Exercise goal:
Identify and pull out each line of the entries in which "JSON" occurs.

[Saved data entries]
===============

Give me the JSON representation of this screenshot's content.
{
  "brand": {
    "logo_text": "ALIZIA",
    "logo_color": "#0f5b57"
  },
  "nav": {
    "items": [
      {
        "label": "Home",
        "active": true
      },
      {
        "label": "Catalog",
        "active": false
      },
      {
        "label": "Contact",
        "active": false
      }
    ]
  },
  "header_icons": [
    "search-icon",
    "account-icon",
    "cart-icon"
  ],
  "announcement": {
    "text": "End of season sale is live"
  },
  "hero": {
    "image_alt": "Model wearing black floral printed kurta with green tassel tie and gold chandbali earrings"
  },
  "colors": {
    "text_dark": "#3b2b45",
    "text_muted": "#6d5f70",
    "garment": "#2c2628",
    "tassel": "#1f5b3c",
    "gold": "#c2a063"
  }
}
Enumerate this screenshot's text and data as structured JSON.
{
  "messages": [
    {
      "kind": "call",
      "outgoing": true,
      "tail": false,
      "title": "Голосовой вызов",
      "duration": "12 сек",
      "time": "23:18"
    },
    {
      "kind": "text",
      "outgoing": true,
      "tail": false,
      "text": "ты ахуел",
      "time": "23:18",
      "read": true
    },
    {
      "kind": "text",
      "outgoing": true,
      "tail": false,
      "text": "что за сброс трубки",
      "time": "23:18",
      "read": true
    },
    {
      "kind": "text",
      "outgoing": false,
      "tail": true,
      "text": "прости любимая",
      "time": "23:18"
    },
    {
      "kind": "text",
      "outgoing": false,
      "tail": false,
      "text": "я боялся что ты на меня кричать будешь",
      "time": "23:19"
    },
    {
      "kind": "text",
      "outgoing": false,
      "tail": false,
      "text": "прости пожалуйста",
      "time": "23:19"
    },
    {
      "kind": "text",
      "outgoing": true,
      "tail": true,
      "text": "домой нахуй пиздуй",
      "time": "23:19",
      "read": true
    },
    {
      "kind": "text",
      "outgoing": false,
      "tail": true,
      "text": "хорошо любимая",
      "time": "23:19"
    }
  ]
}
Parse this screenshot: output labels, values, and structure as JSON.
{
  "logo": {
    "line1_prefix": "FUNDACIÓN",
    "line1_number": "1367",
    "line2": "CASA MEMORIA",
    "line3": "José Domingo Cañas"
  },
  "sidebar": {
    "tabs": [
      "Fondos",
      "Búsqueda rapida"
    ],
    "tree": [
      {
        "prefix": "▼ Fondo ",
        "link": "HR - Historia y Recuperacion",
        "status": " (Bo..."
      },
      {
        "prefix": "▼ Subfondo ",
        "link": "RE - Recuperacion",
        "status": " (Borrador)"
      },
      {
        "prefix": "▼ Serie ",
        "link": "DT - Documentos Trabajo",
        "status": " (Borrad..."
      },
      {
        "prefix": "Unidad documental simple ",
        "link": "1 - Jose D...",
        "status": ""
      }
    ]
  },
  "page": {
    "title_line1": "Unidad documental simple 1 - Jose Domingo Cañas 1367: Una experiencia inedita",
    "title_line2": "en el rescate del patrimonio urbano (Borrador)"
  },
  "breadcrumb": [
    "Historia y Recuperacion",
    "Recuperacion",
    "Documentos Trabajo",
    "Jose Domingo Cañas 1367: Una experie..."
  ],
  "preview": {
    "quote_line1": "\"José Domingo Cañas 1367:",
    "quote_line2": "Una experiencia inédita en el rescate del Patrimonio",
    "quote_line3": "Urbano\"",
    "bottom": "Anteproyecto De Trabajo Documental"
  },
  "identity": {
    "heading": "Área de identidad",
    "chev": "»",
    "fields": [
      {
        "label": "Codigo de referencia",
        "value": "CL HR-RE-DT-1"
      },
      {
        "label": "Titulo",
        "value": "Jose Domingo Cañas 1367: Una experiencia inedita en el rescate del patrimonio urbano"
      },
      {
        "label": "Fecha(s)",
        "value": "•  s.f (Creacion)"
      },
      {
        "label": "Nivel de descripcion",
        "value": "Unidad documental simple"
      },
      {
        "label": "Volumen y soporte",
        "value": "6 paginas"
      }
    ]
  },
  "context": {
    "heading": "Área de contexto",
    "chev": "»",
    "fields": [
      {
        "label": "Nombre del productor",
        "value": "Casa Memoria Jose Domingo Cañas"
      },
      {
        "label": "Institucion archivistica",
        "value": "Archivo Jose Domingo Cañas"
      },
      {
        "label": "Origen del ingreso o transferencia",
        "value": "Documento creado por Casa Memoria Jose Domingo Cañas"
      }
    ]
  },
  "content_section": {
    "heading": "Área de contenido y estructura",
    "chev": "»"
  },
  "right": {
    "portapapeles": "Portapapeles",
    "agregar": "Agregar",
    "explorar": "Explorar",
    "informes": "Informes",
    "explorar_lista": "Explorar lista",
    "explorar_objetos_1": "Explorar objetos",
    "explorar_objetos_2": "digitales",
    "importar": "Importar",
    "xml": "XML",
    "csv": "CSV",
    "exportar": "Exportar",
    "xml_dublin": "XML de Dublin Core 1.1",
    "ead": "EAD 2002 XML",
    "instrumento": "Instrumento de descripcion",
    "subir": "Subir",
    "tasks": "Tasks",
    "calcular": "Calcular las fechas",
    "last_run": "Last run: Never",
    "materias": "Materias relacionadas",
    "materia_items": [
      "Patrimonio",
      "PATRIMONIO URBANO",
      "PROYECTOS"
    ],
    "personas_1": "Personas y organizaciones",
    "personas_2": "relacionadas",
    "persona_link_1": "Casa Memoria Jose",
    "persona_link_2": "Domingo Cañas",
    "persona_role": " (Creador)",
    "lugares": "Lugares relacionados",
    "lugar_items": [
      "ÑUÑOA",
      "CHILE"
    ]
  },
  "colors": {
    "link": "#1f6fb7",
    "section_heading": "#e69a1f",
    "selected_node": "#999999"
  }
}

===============

Task result:
Give me the JSON representation of this screenshot's content.
Enumerate this screenshot's text and data as structured JSON.
Parse this screenshot: output labels, values, and structure as JSON.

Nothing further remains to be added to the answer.